From the farm the bridleway turns left and heads downhill into a patch of woodland. It was here that we disturbed several red deer in the woods, one of which came crashing out onto the path before jumping a fence and heading off across the field. If a pheasent flying out of a hedge makes you jump try witnessing a deer jump out at you, it's a real thrill. After this we came across yet more pheasents all doing their best to warn each other of our approach so the air was filled with whoops and honks.

After this we came out onto the open moor and found ourselves in the company of some exmoor ponies, including a young fowl. They really are a most enchanting animal with coats that are so evocotive of the moorland colours around them.

Finally it was back on the lanes to Molland and the pheasants had one last attempt at scaring the wits out of my companion by leaping from every bush, tree and any other item of foliage that came to hand.

We returned to the car and set off for home, forgetting about our pub intentions but we were able to recify this with the swift appearance of the black cock inn and a pint of exmoor ale.

For more free Devon Walks please check out the site.

Wednesday, 7 October 2009

Fancy a stroll? Just from here to Weymouth.

There’s a new page up at all about long distance paths in Devon. There is a full run down of the options available to you from the obvious like the South West Coast Path to the intriguing, like the Orange Way.

These paths are all well signposted and offer a range of challenges from one week to walk the Two Moors Way unto several months and 3x the height of Everest to walk the SWCP. Local Authorities and independent organisations, like the South West Coast Path Association, put a lot of time and money into creating and maintaining these paths and it is important that we support them. Often they are a great base for shorter walks but to experience them in their full glory is something that I’m sure all walkers dream about.

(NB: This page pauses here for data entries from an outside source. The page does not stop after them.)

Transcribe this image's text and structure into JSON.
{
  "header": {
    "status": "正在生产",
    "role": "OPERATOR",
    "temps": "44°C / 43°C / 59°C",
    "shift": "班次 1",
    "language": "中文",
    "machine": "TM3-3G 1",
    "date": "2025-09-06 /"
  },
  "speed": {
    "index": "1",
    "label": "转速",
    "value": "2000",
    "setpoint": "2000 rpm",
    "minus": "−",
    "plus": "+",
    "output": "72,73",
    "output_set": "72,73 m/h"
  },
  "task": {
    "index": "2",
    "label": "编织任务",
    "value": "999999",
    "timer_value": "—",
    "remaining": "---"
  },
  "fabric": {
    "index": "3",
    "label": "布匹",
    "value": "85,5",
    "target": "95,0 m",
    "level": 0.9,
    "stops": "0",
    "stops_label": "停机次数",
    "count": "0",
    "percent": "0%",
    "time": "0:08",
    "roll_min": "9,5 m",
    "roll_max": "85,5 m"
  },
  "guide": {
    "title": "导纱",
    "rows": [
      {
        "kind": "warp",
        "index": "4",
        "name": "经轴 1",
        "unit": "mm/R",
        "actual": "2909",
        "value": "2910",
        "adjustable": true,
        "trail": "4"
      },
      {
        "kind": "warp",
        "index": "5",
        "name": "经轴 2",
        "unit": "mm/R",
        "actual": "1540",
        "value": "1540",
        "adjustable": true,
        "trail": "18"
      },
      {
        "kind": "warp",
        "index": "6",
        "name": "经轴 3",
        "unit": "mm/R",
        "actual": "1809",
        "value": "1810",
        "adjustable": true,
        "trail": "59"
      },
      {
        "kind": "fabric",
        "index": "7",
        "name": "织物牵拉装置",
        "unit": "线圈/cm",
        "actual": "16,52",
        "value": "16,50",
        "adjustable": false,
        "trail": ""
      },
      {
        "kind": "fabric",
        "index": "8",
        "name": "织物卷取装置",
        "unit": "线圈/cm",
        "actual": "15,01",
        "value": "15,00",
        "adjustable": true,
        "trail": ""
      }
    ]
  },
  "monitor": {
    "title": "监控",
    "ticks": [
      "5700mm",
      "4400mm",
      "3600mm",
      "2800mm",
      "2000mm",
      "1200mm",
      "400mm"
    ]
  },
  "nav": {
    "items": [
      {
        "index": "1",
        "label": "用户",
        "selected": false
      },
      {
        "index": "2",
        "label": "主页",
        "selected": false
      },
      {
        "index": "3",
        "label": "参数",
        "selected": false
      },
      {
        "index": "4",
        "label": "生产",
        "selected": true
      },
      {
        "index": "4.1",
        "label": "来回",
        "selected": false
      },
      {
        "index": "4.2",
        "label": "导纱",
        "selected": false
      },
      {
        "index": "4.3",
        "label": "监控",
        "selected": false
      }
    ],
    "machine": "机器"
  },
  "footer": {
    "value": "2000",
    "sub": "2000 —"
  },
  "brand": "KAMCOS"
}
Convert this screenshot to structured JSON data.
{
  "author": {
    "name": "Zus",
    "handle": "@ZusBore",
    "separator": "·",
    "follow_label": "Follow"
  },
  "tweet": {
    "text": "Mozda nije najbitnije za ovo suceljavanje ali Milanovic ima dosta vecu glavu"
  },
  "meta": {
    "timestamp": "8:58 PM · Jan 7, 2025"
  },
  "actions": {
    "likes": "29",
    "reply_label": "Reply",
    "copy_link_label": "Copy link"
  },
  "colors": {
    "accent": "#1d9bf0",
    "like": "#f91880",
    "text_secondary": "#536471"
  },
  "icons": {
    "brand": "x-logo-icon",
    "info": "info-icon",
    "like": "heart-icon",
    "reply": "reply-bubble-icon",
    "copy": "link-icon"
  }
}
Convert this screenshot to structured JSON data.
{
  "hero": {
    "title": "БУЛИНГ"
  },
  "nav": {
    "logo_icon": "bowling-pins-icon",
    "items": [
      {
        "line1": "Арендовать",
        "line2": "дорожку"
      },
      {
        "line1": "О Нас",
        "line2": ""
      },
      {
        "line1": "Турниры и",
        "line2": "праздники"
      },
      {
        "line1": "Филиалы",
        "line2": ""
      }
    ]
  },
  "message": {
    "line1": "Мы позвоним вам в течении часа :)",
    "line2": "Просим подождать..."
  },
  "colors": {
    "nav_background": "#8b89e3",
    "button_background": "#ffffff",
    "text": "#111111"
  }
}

All of these paths appeal to me for various reasons but nothing is as big a draw as the South West Coast Path. Who hasn’t imagined what it would be like to have the time and the money to attempt this mammoth challenge in one go. Sadly for most of us we have to tackle it over weekends and over the odd week’s holiday. Quite apart from the time required the accommodation costs and logistical challenges would be extensive.

Many people undertake these challenges on behalf of a charity and raise handsome amounts for it too. Quite rightly in my opinion, although they are probably doing something they love and have had designs on for years it is certainly no walk in the park, to borrow a suitable phrase. The personal sacrifice and challenge can be great but no one who has completed such a trip has ever felt dimished by it’s undertaking and people often grow in extraordinary ways in the face of adversity.

If any of you do harbour the desire to attempt any of these paths, I urge you to create every opportunity you can to achieve you aim. You will not regret it and will be elevated among your peers as a doer instead of a dreamer. Go forth & walk!

Of course for those with more modest desires there are still plenty of great Devon Walks that take only a couple of hours to be found on the site.